And there were in the same country shepherds abiding in the field, keeping watch over their flock by night. And, lo, the angel of the Lord came upon them, and the glory of the Lord shone round about them: and they were sore afraid. And the angel said unto them: "Fear not: for, behold, I bring you good tidings of great joy, which shall be to all people. For unto you is born this day in the city of David a Saviour, which is Christ the Lord. And this shall be a sign unto you; Ye shall find the babe wrapped in swaddling clothes, lying in a manger." And suddenly there was with the angel a multitude of the heavenly host praising God, and saying: "Glory to God in the highest and on earth peace, good will toward [men]1. We praise thee, we bless thee, we worship thee, we glorify thee, we give thee thanks for thy great glory, O Lord God, heavenly King, God the Father Almighty." "Let us now go even unto Bethlehem, and see this thing which is come to pass, which the Lord hath made known unto us." And it came to pass, as the angels were gone away from them into heaven, the shepherds said one to another, And they came with haste, and found Mary, and Joseph, and the babe lying in a manger. And when they had seen it, they made known abroad the saying which was told them concerning this child. And all they that heard it wondered at those things which were told them by the shepherds.

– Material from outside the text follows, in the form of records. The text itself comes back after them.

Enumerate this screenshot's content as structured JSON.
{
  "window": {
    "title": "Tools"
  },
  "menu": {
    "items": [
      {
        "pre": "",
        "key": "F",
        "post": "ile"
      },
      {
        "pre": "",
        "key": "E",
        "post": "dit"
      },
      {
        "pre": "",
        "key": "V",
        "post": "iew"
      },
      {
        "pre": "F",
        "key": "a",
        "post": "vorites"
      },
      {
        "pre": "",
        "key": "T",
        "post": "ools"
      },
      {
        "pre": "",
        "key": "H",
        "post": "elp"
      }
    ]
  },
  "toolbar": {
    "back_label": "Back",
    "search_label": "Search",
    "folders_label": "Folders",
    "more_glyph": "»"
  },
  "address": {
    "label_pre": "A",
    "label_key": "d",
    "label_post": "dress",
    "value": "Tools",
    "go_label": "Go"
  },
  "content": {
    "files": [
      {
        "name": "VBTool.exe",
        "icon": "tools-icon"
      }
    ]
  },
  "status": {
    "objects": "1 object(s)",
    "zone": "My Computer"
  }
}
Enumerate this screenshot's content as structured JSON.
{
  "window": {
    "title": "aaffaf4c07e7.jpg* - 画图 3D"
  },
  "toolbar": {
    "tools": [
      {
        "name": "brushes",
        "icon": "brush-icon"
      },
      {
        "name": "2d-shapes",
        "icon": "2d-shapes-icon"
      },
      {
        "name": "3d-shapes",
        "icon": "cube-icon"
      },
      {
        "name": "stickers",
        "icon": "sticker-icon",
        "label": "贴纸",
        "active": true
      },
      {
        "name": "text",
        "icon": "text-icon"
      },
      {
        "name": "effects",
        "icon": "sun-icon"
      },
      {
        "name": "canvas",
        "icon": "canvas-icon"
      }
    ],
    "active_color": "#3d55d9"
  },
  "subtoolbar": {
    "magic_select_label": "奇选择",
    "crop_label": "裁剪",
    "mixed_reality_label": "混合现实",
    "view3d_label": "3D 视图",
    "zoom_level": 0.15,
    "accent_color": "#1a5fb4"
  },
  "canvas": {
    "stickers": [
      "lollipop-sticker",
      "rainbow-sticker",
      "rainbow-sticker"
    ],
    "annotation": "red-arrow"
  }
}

1 Finzi: "all"; this is the last word set by Finzi of this text.
- by Bible or other Sacred Texts , from Luke 2:8-17 and the Book of Common Prayer [an adaptation] [author's text not yet checked against a primary source]
Musical settings (art songs, Lieder, mélodies, (etc.), choral pieces, and other vocal works set to this text), listed by composer (not necessarily exhaustive)
- by Ralph Vaughan Williams (1872 - 1958), "Narration (3)" [soprano or mezzo-soprano, tenor, and baritone soli, boys' chorus, mixed chorus, and orchestra], from the cantata Hodie, no. 6. [text verified 1 time]
This text (or a part of it) is used in a work
- by Gerald Finzi (1901 - 1956), "In terra pax", alternate title: "A Christmas poem", op. 39 (1951-4), published 1958 [soprano, baritone, satb chorus, strings, harp or piano, and cymbals], note: the excerpt from the Bible is actually interpolated into the Bridges text, replacing the third stanza.
Researcher for this text: Ahmed E. Ismail
This text was added to the website: 2006-07-26
Line count: 25
Word count: 266